■ Try it: Retype the data exactly, so that every line matches the original.

[Collected data]
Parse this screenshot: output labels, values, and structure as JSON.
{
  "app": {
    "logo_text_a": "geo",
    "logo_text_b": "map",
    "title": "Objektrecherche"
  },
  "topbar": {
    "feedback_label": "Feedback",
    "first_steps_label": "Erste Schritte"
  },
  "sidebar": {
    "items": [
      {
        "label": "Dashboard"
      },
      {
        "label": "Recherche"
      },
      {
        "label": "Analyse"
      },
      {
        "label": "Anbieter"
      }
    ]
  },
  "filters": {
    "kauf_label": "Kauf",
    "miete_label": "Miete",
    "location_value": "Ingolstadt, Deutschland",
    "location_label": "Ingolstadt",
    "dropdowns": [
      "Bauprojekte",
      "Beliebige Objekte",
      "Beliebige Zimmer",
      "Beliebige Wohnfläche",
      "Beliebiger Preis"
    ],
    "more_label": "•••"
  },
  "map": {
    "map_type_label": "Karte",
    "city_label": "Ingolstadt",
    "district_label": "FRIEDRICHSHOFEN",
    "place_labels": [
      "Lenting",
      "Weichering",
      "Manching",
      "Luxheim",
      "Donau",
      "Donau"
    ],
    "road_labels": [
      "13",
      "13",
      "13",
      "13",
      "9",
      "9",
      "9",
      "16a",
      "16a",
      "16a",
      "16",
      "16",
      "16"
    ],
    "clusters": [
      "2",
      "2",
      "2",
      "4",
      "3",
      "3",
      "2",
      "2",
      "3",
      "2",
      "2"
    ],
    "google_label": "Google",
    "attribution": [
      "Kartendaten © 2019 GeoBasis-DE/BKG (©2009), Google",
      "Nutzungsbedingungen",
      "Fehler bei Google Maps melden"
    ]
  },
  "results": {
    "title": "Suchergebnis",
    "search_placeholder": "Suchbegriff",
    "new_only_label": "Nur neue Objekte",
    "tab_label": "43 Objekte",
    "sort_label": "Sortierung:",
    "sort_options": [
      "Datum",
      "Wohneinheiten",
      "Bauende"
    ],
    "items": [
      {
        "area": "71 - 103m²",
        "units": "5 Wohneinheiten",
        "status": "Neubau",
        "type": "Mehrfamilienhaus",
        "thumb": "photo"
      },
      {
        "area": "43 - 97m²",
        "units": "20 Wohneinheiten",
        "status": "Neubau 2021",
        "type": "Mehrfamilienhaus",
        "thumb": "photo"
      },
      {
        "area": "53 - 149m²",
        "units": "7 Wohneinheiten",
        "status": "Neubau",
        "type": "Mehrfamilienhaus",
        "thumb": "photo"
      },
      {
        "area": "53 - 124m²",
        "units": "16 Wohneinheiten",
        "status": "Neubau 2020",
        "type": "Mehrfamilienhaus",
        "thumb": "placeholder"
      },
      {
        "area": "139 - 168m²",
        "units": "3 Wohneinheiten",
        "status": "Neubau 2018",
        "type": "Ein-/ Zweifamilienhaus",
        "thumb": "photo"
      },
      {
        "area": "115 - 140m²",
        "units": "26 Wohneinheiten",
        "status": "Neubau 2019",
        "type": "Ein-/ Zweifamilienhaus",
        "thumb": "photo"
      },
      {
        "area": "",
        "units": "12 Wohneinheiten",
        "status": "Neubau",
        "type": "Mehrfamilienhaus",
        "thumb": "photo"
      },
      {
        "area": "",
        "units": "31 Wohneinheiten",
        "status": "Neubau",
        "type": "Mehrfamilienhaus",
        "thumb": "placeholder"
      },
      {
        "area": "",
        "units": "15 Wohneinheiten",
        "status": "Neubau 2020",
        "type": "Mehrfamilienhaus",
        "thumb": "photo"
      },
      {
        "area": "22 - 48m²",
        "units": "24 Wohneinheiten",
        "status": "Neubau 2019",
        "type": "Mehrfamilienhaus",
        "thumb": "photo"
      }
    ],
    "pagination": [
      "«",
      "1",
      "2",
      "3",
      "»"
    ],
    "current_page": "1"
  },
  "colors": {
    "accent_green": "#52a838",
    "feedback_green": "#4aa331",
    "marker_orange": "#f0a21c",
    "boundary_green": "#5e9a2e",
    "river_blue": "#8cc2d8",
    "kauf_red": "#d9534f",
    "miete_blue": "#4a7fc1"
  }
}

■ Solution for this problem:
Parse this screenshot: output labels, values, and structure as JSON.
{
  "app": {
    "logo_text_a": "geo",
    "logo_text_b": "map",
    "title": "Objektrecherche"
  },
  "topbar": {
    "feedback_label": "Feedback",
    "first_steps_label": "Erste Schritte"
  },
  "sidebar": {
    "items": [
      {
        "label": "Dashboard"
      },
      {
        "label": "Recherche"
      },
      {
        "label": "Analyse"
      },
      {
        "label": "Anbieter"
      }
    ]
  },
  "filters": {
    "kauf_label": "Kauf",
    "miete_label": "Miete",
    "location_value": "Ingolstadt, Deutschland",
    "location_label": "Ingolstadt",
    "dropdowns": [
      "Bauprojekte",
      "Beliebige Objekte",
      "Beliebige Zimmer",
      "Beliebige Wohnfläche",
      "Beliebiger Preis"
    ],
    "more_label": "•••"
  },
  "map": {
    "map_type_label": "Karte",
    "city_label": "Ingolstadt",
    "district_label": "FRIEDRICHSHOFEN",
    "place_labels": [
      "Lenting",
      "Weichering",
      "Manching",
      "Luxheim",
      "Donau",
      "Donau"
    ],
    "road_labels": [
      "13",
      "13",
      "13",
      "13",
      "9",
      "9",
      "9",
      "16a",
      "16a",
      "16a",
      "16",
      "16",
      "16"
    ],
    "clusters": [
      "2",
      "2",
      "2",
      "4",
      "3",
      "3",
      "2",
      "2",
      "3",
      "2",
      "2"
    ],
    "google_label": "Google",
    "attribution": [
      "Kartendaten © 2019 GeoBasis-DE/BKG (©2009), Google",
      "Nutzungsbedingungen",
      "Fehler bei Google Maps melden"
    ]
  },
  "results": {
    "title": "Suchergebnis",
    "search_placeholder": "Suchbegriff",
    "new_only_label": "Nur neue Objekte",
    "tab_label": "43 Objekte",
    "sort_label": "Sortierung:",
    "sort_options": [
      "Datum",
      "Wohneinheiten",
      "Bauende"
    ],
    "items": [
      {
        "area": "71 - 103m²",
        "units": "5 Wohneinheiten",
        "status": "Neubau",
        "type": "Mehrfamilienhaus",
        "thumb": "photo"
      },
      {
        "area": "43 - 97m²",
        "units": "20 Wohneinheiten",
        "status": "Neubau 2021",
        "type": "Mehrfamilienhaus",
        "thumb": "photo"
      },
      {
        "area": "53 - 149m²",
        "units": "7 Wohneinheiten",
        "status": "Neubau",
        "type": "Mehrfamilienhaus",
        "thumb": "photo"
      },
      {
        "area": "53 - 124m²",
        "units": "16 Wohneinheiten",
        "status": "Neubau 2020",
        "type": "Mehrfamilienhaus",
        "thumb": "placeholder"
      },
      {
        "area": "139 - 168m²",
        "units": "3 Wohneinheiten",
        "status": "Neubau 2018",
        "type": "Ein-/ Zweifamilienhaus",
        "thumb": "photo"
      },
      {
        "area": "115 - 140m²",
        "units": "26 Wohneinheiten",
        "status": "Neubau 2019",
        "type": "Ein-/ Zweifamilienhaus",
        "thumb": "photo"
      },
      {
        "area": "",
        "units": "12 Wohneinheiten",
        "status": "Neubau",
        "type": "Mehrfamilienhaus",
        "thumb": "photo"
      },
      {
        "area": "",
        "units": "31 Wohneinheiten",
        "status": "Neubau",
        "type": "Mehrfamilienhaus",
        "thumb": "placeholder"
      },
      {
        "area": "",
        "units": "15 Wohneinheiten",
        "status": "Neubau 2020",
        "type": "Mehrfamilienhaus",
        "thumb": "photo"
      },
      {
        "area": "22 - 48m²",
        "units": "24 Wohneinheiten",
        "status": "Neubau 2019",
        "type": "Mehrfamilienhaus",
        "thumb": "photo"
      }
    ],
    "pagination": [
      "«",
      "1",
      "2",
      "3",
      "»"
    ],
    "current_page": "1"
  },
  "colors": {
    "accent_green": "#52a838",
    "feedback_green": "#4aa331",
    "marker_orange": "#f0a21c",
    "boundary_green": "#5e9a2e",
    "river_blue": "#8cc2d8",
    "kauf_red": "#d9534f",
    "miete_blue": "#4a7fc1"
  }
}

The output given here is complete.